Virtually all guidebooks identify the city's major sights: Stephansdom, the Hofberg, Belvedere Palace, Schönbrunn Palace, Kunsthistorisches Museum, etc. Each, of course, is a "must see" and worthy of your time. At the Hofberg, be sure to visit the Schatzkammer and at the Belvedere—you've-seen-the-poster-now-don't-miss-the-real-thing—Klimt's famous Der Kuss (The Kiss).
Over the years we've often mentioned our personal favorites but perhaps a few bear repeating. Though a tad creepy, the Capuchins' Crypt or Kaisergruft, which holds 100-plus fabulously ornate coffins of emperors, empresses and archdukes (but only the bodies are here; the hearts are in the Church of Augustinians and the entrails in the catacombs under St. Stephen's) is a palpable connection to the days of empire.
Conceived by artists who "seceded" from what they considered false values of the times, the Secession building is a famous symbol of the Jugendstil/Art Nouveau movement. Derided when built in 1898, its dome was compared to a cabbage. In the basement see Klimt's visual interpretation of Beethoven's 9th Symphony.

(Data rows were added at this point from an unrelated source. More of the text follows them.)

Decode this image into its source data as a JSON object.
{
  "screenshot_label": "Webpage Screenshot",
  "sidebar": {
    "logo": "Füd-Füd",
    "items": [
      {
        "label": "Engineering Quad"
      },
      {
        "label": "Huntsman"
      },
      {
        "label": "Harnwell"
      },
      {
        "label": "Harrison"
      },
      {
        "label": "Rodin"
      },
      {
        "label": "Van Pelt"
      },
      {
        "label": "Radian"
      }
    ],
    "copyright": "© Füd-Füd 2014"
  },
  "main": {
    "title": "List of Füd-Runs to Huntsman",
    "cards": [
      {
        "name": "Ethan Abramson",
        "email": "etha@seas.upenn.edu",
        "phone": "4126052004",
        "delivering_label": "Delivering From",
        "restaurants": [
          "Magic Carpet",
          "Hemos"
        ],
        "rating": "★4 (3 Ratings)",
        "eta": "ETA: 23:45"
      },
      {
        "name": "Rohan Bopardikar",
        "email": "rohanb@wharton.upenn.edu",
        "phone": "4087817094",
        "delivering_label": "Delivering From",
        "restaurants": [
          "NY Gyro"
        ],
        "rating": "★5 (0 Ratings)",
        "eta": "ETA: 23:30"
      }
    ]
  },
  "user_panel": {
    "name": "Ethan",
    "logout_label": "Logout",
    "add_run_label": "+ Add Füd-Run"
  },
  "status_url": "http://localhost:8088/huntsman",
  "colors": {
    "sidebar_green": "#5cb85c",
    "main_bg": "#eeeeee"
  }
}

The most tangible element of Vienna's greatness is its buildings. One of the most intriguing is the Hundertwasserhaus, an uneven, quirky apartment complex that looks like it could have been concocted by a clever fourth grader. Friedensreich Hundertwasser also designed Vienna's KunstHaus, which exhibits his work and that of such 20th century artists as Joan Miro, Marc Chagall and Picasso. Hundertwasser, who died in 2000 aboard the Queen Elizabeth II, was a rule-breaker; square corners can be round and places that convention says should be level often are not.
The Flohmarkt, a wild collection of people and central European antiques and curious remnants, makes an ideal Saturday morning stroll.
Several of the world's greatest musicians and composers came to the end of the road in Vienna. Take the tram to the Zentralfriedhof (main cemetery, Simmeringer Hauptstrasse, section 32A) and visit the graves of Beethoven, Schubert, Brahms, Johann Strauss, and others. Don't look for Mozart, he's buried in an unmarked common grave, the whereabouts of his remains are unknown. There is an empty tomb in his honor at St. Mark's cemetery (3rd dist., Leberstrasse 6-8).
And, finally, we once spent a pleasant hour in the Uhrenmuseum (clock museum)